What you will do
Give the entries again exactly as they appear, but without the images.

※ ※ ※

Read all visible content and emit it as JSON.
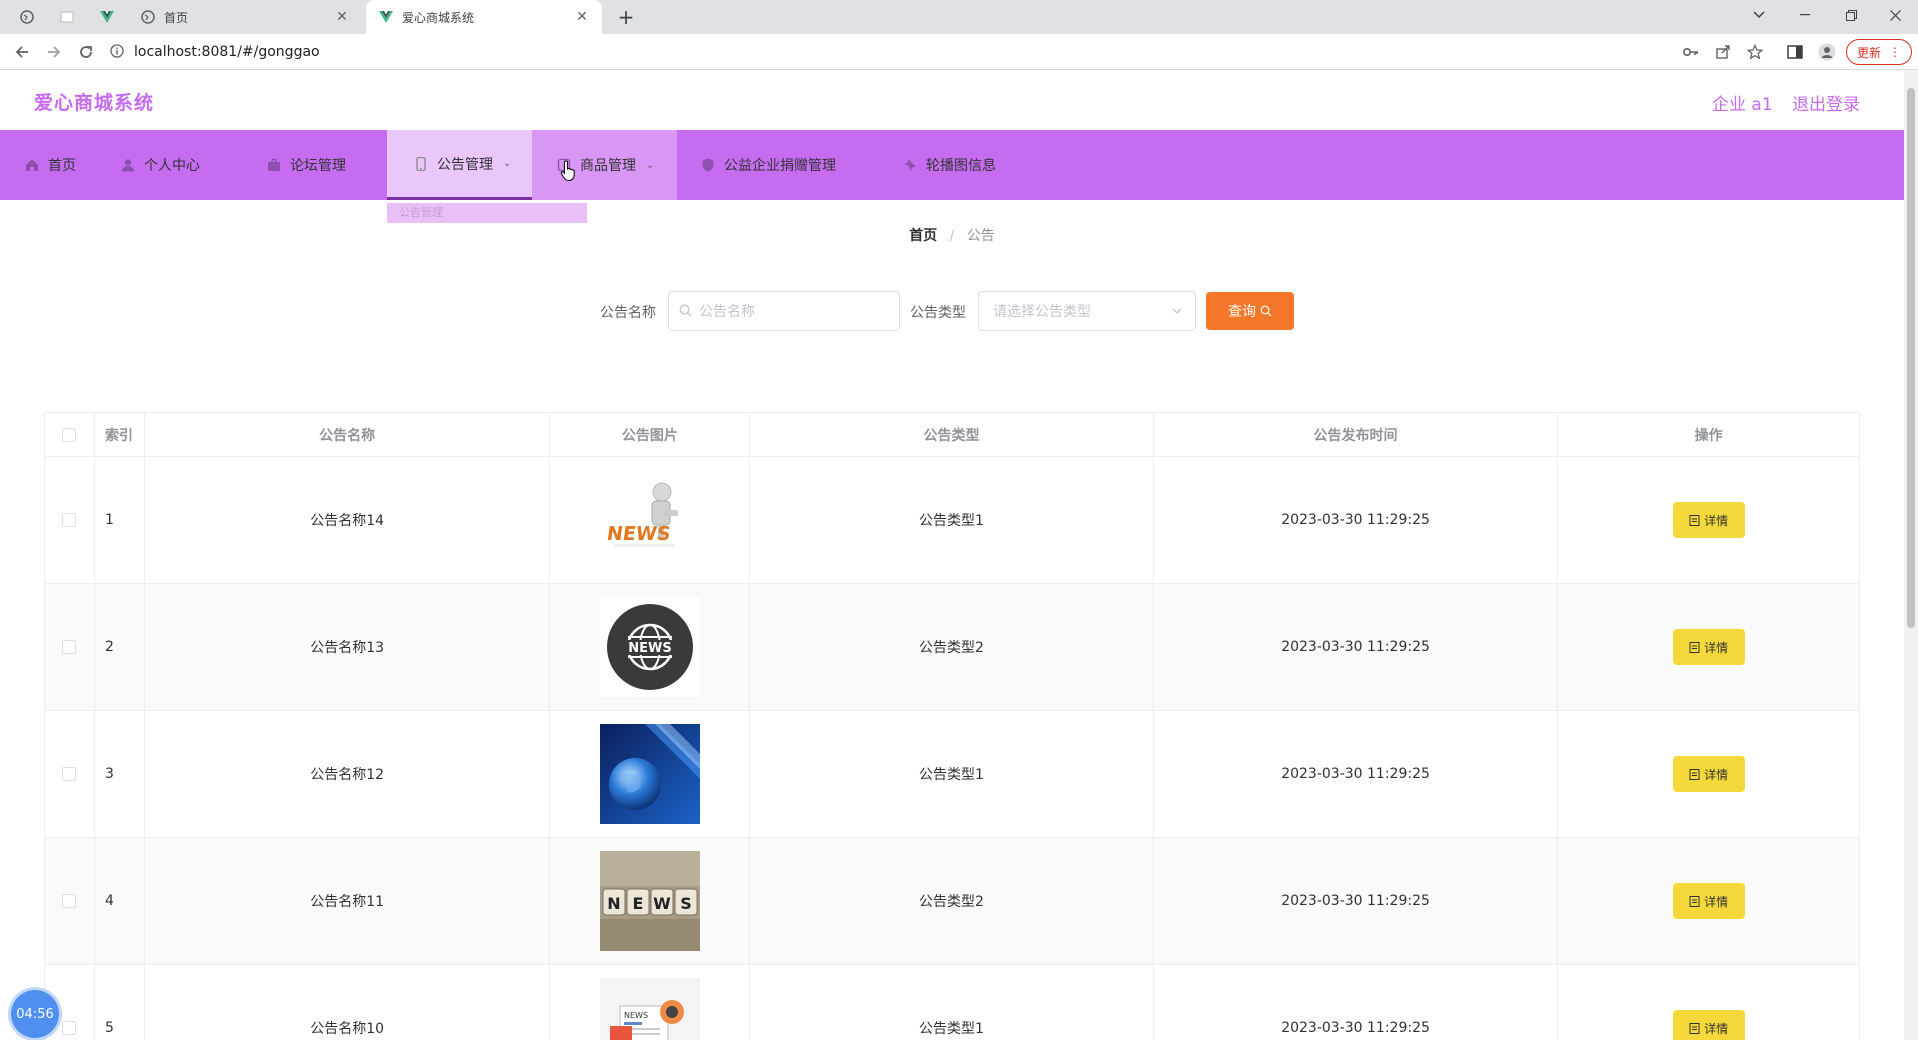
{
  "browser": {
    "tabs": [
      {
        "title": "首页",
        "active": false
      },
      {
        "title": "爱心商城系统",
        "active": true
      }
    ],
    "url": "localhost:8081/#/gonggao",
    "update_label": "更新"
  },
  "header": {
    "brand": "爱心商城系统",
    "user": "企业 a1",
    "logout": "退出登录"
  },
  "nav": {
    "items": [
      {
        "label": "首页",
        "icon": "home-icon"
      },
      {
        "label": "个人中心",
        "icon": "user-icon"
      },
      {
        "label": "论坛管理",
        "icon": "briefcase-icon"
      },
      {
        "label": "公告管理",
        "icon": "mobile-icon"
      },
      {
        "label": "商品管理",
        "icon": "product-icon"
      },
      {
        "label": "公益企业捐赠管理",
        "icon": "shield-icon"
      },
      {
        "label": "轮播图信息",
        "icon": "pin-icon"
      }
    ],
    "submenu_label": "公告管理"
  },
  "breadcrumb": {
    "home": "首页",
    "separator": "/",
    "current": "公告"
  },
  "search": {
    "name_label": "公告名称",
    "name_placeholder": "公告名称",
    "type_label": "公告类型",
    "type_placeholder": "请选择公告类型",
    "query_label": "查询"
  },
  "table": {
    "columns": [
      "索引",
      "公告名称",
      "公告图片",
      "公告类型",
      "公告发布时间",
      "操作"
    ],
    "rows": [
      {
        "index": "1",
        "name": "公告名称14",
        "type": "公告类型1",
        "time": "2023-03-30 11:29:25",
        "image": "news-figure-image"
      },
      {
        "index": "2",
        "name": "公告名称13",
        "type": "公告类型2",
        "time": "2023-03-30 11:29:25",
        "image": "news-globe-badge-image"
      },
      {
        "index": "3",
        "name": "公告名称12",
        "type": "公告类型1",
        "time": "2023-03-30 11:29:25",
        "image": "blue-globe-image"
      },
      {
        "index": "4",
        "name": "公告名称11",
        "type": "公告类型2",
        "time": "2023-03-30 11:29:25",
        "image": "news-cubes-image"
      },
      {
        "index": "5",
        "name": "公告名称10",
        "type": "公告类型1",
        "time": "2023-03-30 11:29:25",
        "image": "newspaper-image"
      }
    ],
    "detail_label": "详情"
  },
  "timer": "04:56",
  "colors": {
    "brand": "#c56cf0",
    "nav_bg": "#c56cf0",
    "query_button": "#f4772a",
    "detail_button": "#f5d93b"
  }
}
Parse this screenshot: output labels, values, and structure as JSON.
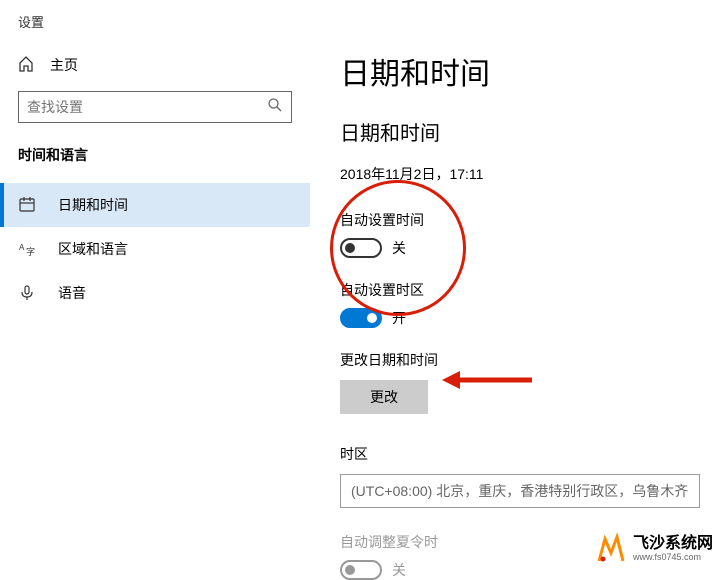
{
  "window": {
    "title": "设置"
  },
  "sidebar": {
    "home": "主页",
    "search_placeholder": "查找设置",
    "section": "时间和语言",
    "items": [
      {
        "label": "日期和时间"
      },
      {
        "label": "区域和语言"
      },
      {
        "label": "语音"
      }
    ]
  },
  "main": {
    "heading": "日期和时间",
    "subheading": "日期和时间",
    "datetime": "2018年11月2日，17:11",
    "auto_time": {
      "label": "自动设置时间",
      "state": "关"
    },
    "auto_tz": {
      "label": "自动设置时区",
      "state": "开"
    },
    "change": {
      "label": "更改日期和时间",
      "button": "更改"
    },
    "timezone": {
      "label": "时区",
      "value": "(UTC+08:00) 北京，重庆，香港特别行政区，乌鲁木齐"
    },
    "dst": {
      "label": "自动调整夏令时",
      "state": "关"
    }
  },
  "watermark": {
    "title": "飞沙系统网",
    "url": "www.fs0745.com"
  }
}
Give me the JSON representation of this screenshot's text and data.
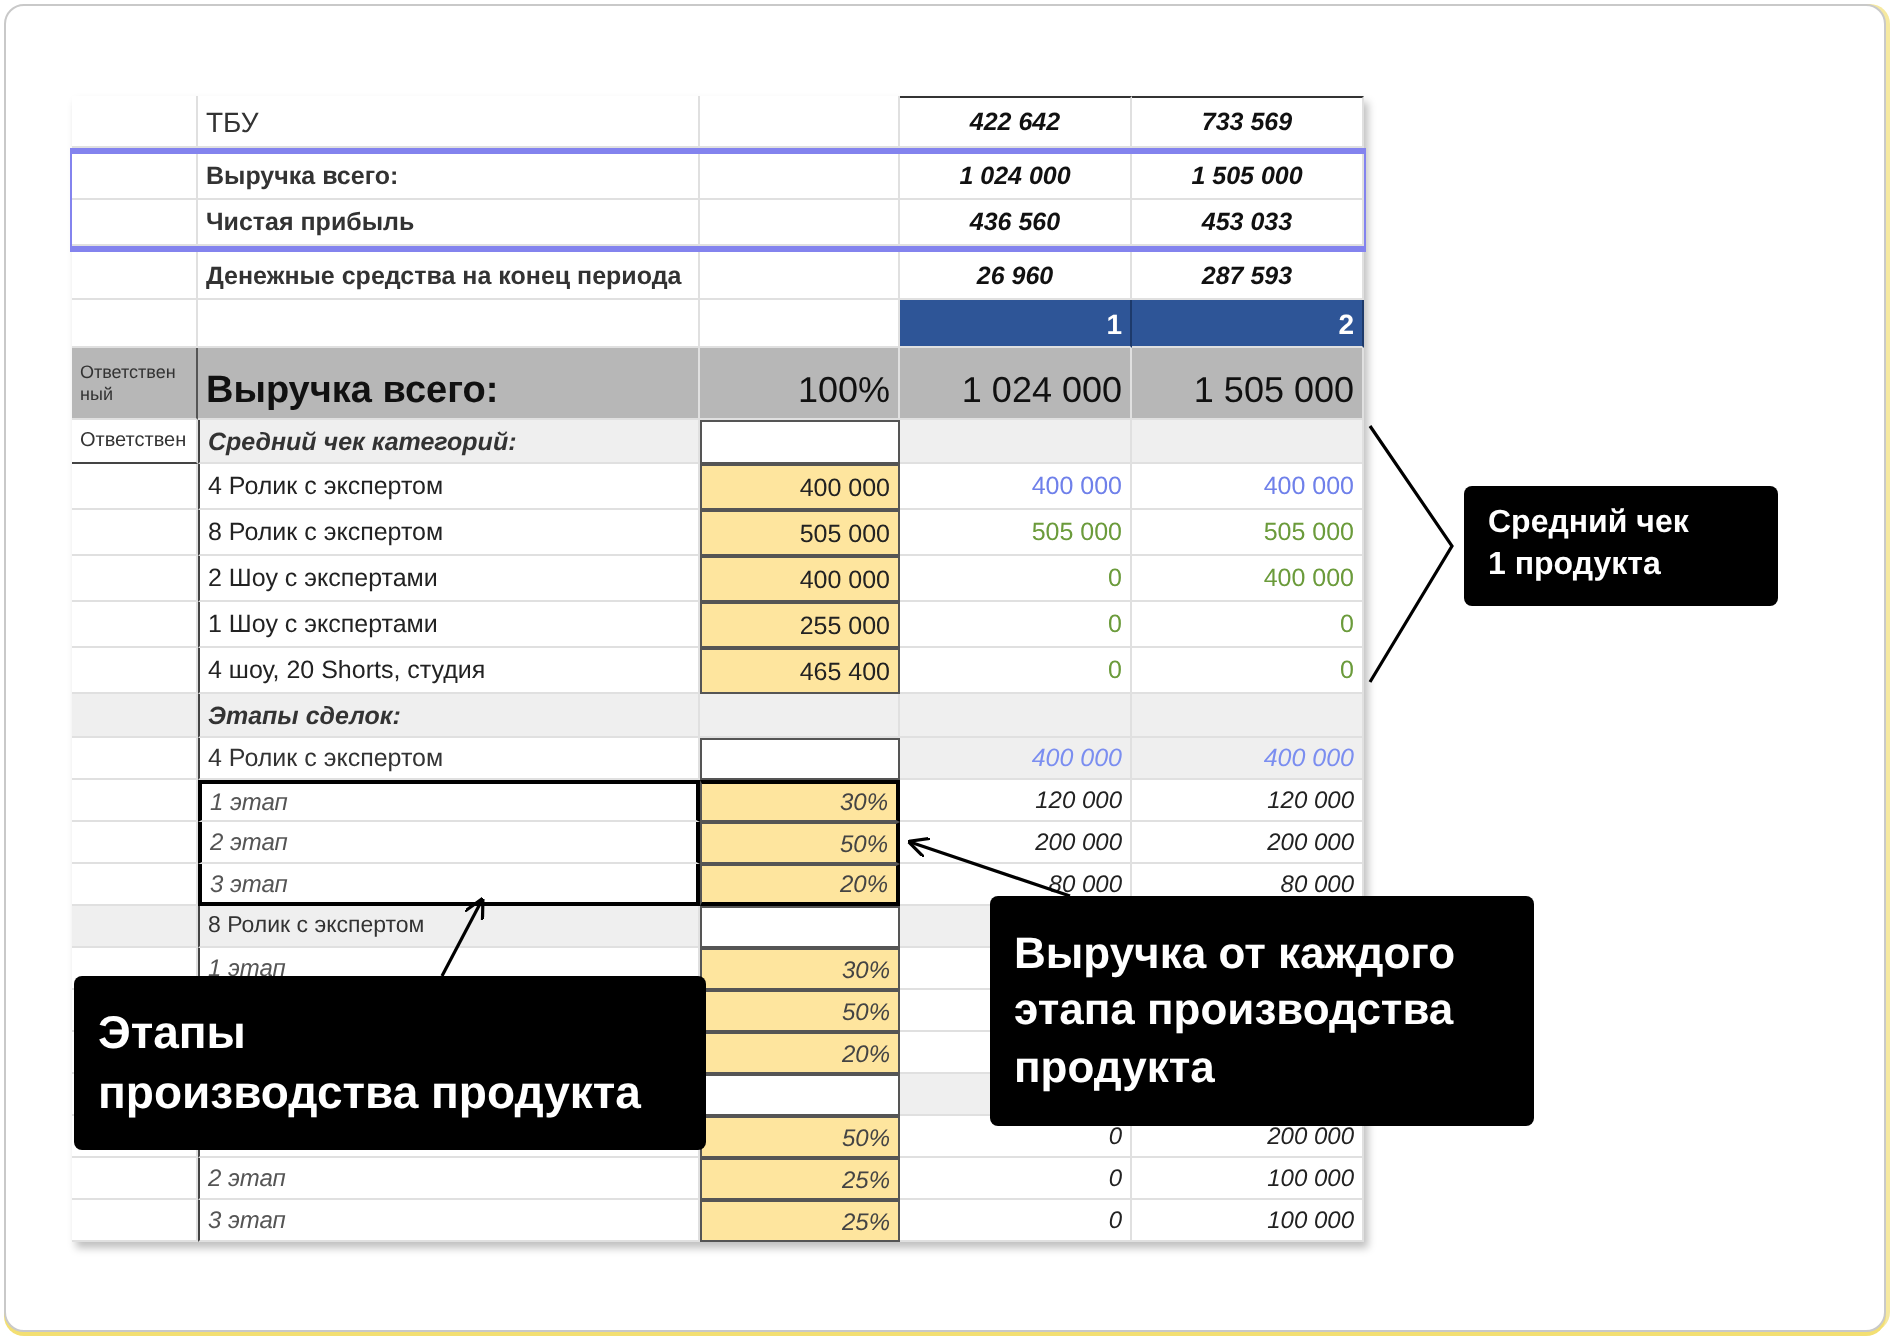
{
  "sheet": {
    "rows": [
      {
        "kind": "tbu",
        "label": "ТБУ",
        "values": [
          "422 642",
          "733 569"
        ]
      },
      {
        "kind": "highlight",
        "label": "Выручка всего:",
        "values": [
          "1 024 000",
          "1 505 000"
        ]
      },
      {
        "kind": "highlight",
        "label": "Чистая прибыль",
        "values": [
          "436 560",
          "453 033"
        ]
      },
      {
        "kind": "cash",
        "label": "Денежные средства на конец периода",
        "values": [
          "26 960",
          "287 593"
        ]
      },
      {
        "kind": "period_header",
        "values": [
          "1",
          "2"
        ]
      },
      {
        "kind": "total",
        "owner": "Ответствен ный",
        "label": "Выручка всего:",
        "share": "100%",
        "values": [
          "1 024 000",
          "1 505 000"
        ]
      },
      {
        "kind": "section",
        "owner": "Ответствен",
        "label": "Средний чек категорий:",
        "share_field": true
      },
      {
        "kind": "price",
        "label": "4 Ролик с экспертом",
        "share": "400 000",
        "values": [
          "400 000",
          "400 000"
        ],
        "color": "#6f80ea"
      },
      {
        "kind": "price",
        "label": "8 Ролик с экспертом",
        "share": "505 000",
        "values": [
          "505 000",
          "505 000"
        ],
        "color": "#6b9b3b"
      },
      {
        "kind": "price",
        "label": "2 Шоу с экспертами",
        "share": "400 000",
        "values": [
          "0",
          "400 000"
        ],
        "color": "#6b9b3b"
      },
      {
        "kind": "price",
        "label": "1 Шоу с экспертами",
        "share": "255 000",
        "values": [
          "0",
          "0"
        ],
        "color": "#6b9b3b"
      },
      {
        "kind": "price",
        "label": "4 шоу, 20 Shorts, студия",
        "share": "465 400",
        "values": [
          "0",
          "0"
        ],
        "color": "#6b9b3b"
      },
      {
        "kind": "section",
        "label": "Этапы сделок:",
        "share_field": false
      },
      {
        "kind": "product",
        "label": "4 Ролик с экспертом",
        "shaded": false,
        "values": [
          "400 000",
          "400 000"
        ],
        "color": "#7b8ef0"
      },
      {
        "kind": "stage",
        "label": "1 этап",
        "share": "30%",
        "values": [
          "120 000",
          "120 000"
        ],
        "outlined": true
      },
      {
        "kind": "stage",
        "label": "2 этап",
        "share": "50%",
        "values": [
          "200 000",
          "200 000"
        ],
        "outlined": true
      },
      {
        "kind": "stage",
        "label": "3 этап",
        "share": "20%",
        "values": [
          "80 000",
          "80 000"
        ],
        "outlined": true
      },
      {
        "kind": "product",
        "label": "8 Ролик с экспертом",
        "shaded": true
      },
      {
        "kind": "stage",
        "label": "1 этап",
        "share": "30%",
        "outlined": false
      },
      {
        "kind": "stage",
        "share": "50%",
        "outlined": false
      },
      {
        "kind": "stage",
        "share": "20%",
        "outlined": false
      },
      {
        "kind": "product"
      },
      {
        "kind": "stage",
        "share": "50%",
        "values": [
          "0",
          "200 000"
        ],
        "outlined": false
      },
      {
        "kind": "stage",
        "label": "2 этап",
        "share": "25%",
        "values": [
          "0",
          "100 000"
        ],
        "outlined": false
      },
      {
        "kind": "stage",
        "label": "3 этап",
        "share": "25%",
        "values": [
          "0",
          "100 000"
        ],
        "outlined": false
      }
    ]
  },
  "callouts": [
    {
      "kind": "average_check",
      "lines": [
        "Средний чек",
        "1 продукта"
      ]
    },
    {
      "kind": "stage_revenue",
      "lines": [
        "Выручка от каждого",
        "этапа производства",
        "продукта"
      ]
    },
    {
      "kind": "production_stages",
      "lines": [
        "Этапы",
        "производства продукта"
      ]
    }
  ]
}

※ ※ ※

Exercise solution
Read all visible content and emit it as JSON.
{
  "browser": {
    "tabs": [
      {
        "title": "首页",
        "active": false
      },
      {
        "title": "爱心商城系统",
        "active": true
      }
    ],
    "url": "localhost:8081/#/gonggao",
    "update_label": "更新"
  },
  "header": {
    "brand": "爱心商城系统",
    "user": "企业 a1",
    "logout": "退出登录"
  },
  "nav": {
    "items": [
      {
        "label": "首页",
        "icon": "home-icon"
      },
      {
        "label": "个人中心",
        "icon": "user-icon"
      },
      {
        "label": "论坛管理",
        "icon": "briefcase-icon"
      },
      {
        "label": "公告管理",
        "icon": "mobile-icon"
      },
      {
        "label": "商品管理",
        "icon": "product-icon"
      },
      {
        "label": "公益企业捐赠管理",
        "icon": "shield-icon"
      },
      {
        "label": "轮播图信息",
        "icon": "pin-icon"
      }
    ],
    "submenu_label": "公告管理"
  },
  "breadcrumb": {
    "home": "首页",
    "separator": "/",
    "current": "公告"
  },
  "search": {
    "name_label": "公告名称",
    "name_placeholder": "公告名称",
    "type_label": "公告类型",
    "type_placeholder": "请选择公告类型",
    "query_label": "查询"
  },
  "table": {
    "columns": [
      "索引",
      "公告名称",
      "公告图片",
      "公告类型",
      "公告发布时间",
      "操作"
    ],
    "rows": [
      {
        "index": "1",
        "name": "公告名称14",
        "type": "公告类型1",
        "time": "2023-03-30 11:29:25",
        "image": "news-figure-image"
      },
      {
        "index": "2",
        "name": "公告名称13",
        "type": "公告类型2",
        "time": "2023-03-30 11:29:25",
        "image": "news-globe-badge-image"
      },
      {
        "index": "3",
        "name": "公告名称12",
        "type": "公告类型1",
        "time": "2023-03-30 11:29:25",
        "image": "blue-globe-image"
      },
      {
        "index": "4",
        "name": "公告名称11",
        "type": "公告类型2",
        "time": "2023-03-30 11:29:25",
        "image": "news-cubes-image"
      },
      {
        "index": "5",
        "name": "公告名称10",
        "type": "公告类型1",
        "time": "2023-03-30 11:29:25",
        "image": "newspaper-image"
      }
    ],
    "detail_label": "详情"
  },
  "timer": "04:56",
  "colors": {
    "brand": "#c56cf0",
    "nav_bg": "#c56cf0",
    "query_button": "#f4772a",
    "detail_button": "#f5d93b"
  }
}
Parse this screenshot: output labels, values, and structure as JSON.
{
  "window": {
    "title": "设置"
  },
  "sidebar": {
    "home": "主页",
    "search_placeholder": "查找设置",
    "section": "时间和语言",
    "items": [
      {
        "label": "日期和时间"
      },
      {
        "label": "区域和语言"
      },
      {
        "label": "语音"
      }
    ]
  },
  "main": {
    "heading": "日期和时间",
    "subheading": "日期和时间",
    "datetime": "2018年11月2日，17:11",
    "auto_time": {
      "label": "自动设置时间",
      "state": "关"
    },
    "auto_tz": {
      "label": "自动设置时区",
      "state": "开"
    },
    "change": {
      "label": "更改日期和时间",
      "button": "更改"
    },
    "timezone": {
      "label": "时区",
      "value": "(UTC+08:00) 北京，重庆，香港特别行政区，乌鲁木齐"
    },
    "dst": {
      "label": "自动调整夏令时",
      "state": "关"
    }
  },
  "watermark": {
    "title": "飞沙系统网",
    "url": "www.fs0745.com"
  }
}
Give me the JSON representation of this screenshot's text and data.
{
  "sheet": {
    "rows": [
      {
        "kind": "tbu",
        "label": "ТБУ",
        "values": [
          "422 642",
          "733 569"
        ]
      },
      {
        "kind": "highlight",
        "label": "Выручка всего:",
        "values": [
          "1 024 000",
          "1 505 000"
        ]
      },
      {
        "kind": "highlight",
        "label": "Чистая прибыль",
        "values": [
          "436 560",
          "453 033"
        ]
      },
      {
        "kind": "cash",
        "label": "Денежные средства на конец периода",
        "values": [
          "26 960",
          "287 593"
        ]
      },
      {
        "kind": "period_header",
        "values": [
          "1",
          "2"
        ]
      },
      {
        "kind": "total",
        "owner": "Ответствен ный",
        "label": "Выручка всего:",
        "share": "100%",
        "values": [
          "1 024 000",
          "1 505 000"
        ]
      },
      {
        "kind": "section",
        "owner": "Ответствен",
        "label": "Средний чек категорий:",
        "share_field": true
      },
      {
        "kind": "price",
        "label": "4 Ролик с экспертом",
        "share": "400 000",
        "values": [
          "400 000",
          "400 000"
        ],
        "color": "#6f80ea"
      },
      {
        "kind": "price",
        "label": "8 Ролик с экспертом",
        "share": "505 000",
        "values": [
          "505 000",
          "505 000"
        ],
        "color": "#6b9b3b"
      },
      {
        "kind": "price",
        "label": "2 Шоу с экспертами",
        "share": "400 000",
        "values": [
          "0",
          "400 000"
        ],
        "color": "#6b9b3b"
      },
      {
        "kind": "price",
        "label": "1 Шоу с экспертами",
        "share": "255 000",
        "values": [
          "0",
          "0"
        ],
        "color": "#6b9b3b"
      },
      {
        "kind": "price",
        "label": "4 шоу, 20 Shorts, студия",
        "share": "465 400",
        "values": [
          "0",
          "0"
        ],
        "color": "#6b9b3b"
      },
      {
        "kind": "section",
        "label": "Этапы сделок:",
        "share_field": false
      },
      {
        "kind": "product",
        "label": "4 Ролик с экспертом",
        "shaded": false,
        "values": [
          "400 000",
          "400 000"
        ],
        "color": "#7b8ef0"
      },
      {
        "kind": "stage",
        "label": "1 этап",
        "share": "30%",
        "values": [
          "120 000",
          "120 000"
        ],
        "outlined": true
      },
      {
        "kind": "stage",
        "label": "2 этап",
        "share": "50%",
        "values": [
          "200 000",
          "200 000"
        ],
        "outlined": true
      },
      {
        "kind": "stage",
        "label": "3 этап",
        "share": "20%",
        "values": [
          "80 000",
          "80 000"
        ],
        "outlined": true
      },
      {
        "kind": "product",
        "label": "8 Ролик с экспертом",
        "shaded": true
      },
      {
        "kind": "stage",
        "label": "1 этап",
        "share": "30%",
        "outlined": false
      },
      {
        "kind": "stage",
        "share": "50%",
        "outlined": false
      },
      {
        "kind": "stage",
        "share": "20%",
        "outlined": false
      },
      {
        "kind": "product"
      },
      {
        "kind": "stage",
        "share": "50%",
        "values": [
          "0",
          "200 000"
        ],
        "outlined": false
      },
      {
        "kind": "stage",
        "label": "2 этап",
        "share": "25%",
        "values": [
          "0",
          "100 000"
        ],
        "outlined": false
      },
      {
        "kind": "stage",
        "label": "3 этап",
        "share": "25%",
        "values": [
          "0",
          "100 000"
        ],
        "outlined": false
      }
    ]
  },
  "callouts": [
    {
      "kind": "average_check",
      "lines": [
        "Средний чек",
        "1 продукта"
      ]
    },
    {
      "kind": "stage_revenue",
      "lines": [
        "Выручка от каждого",
        "этапа производства",
        "продукта"
      ]
    },
    {
      "kind": "production_stages",
      "lines": [
        "Этапы",
        "производства продукта"
      ]
    }
  ]
}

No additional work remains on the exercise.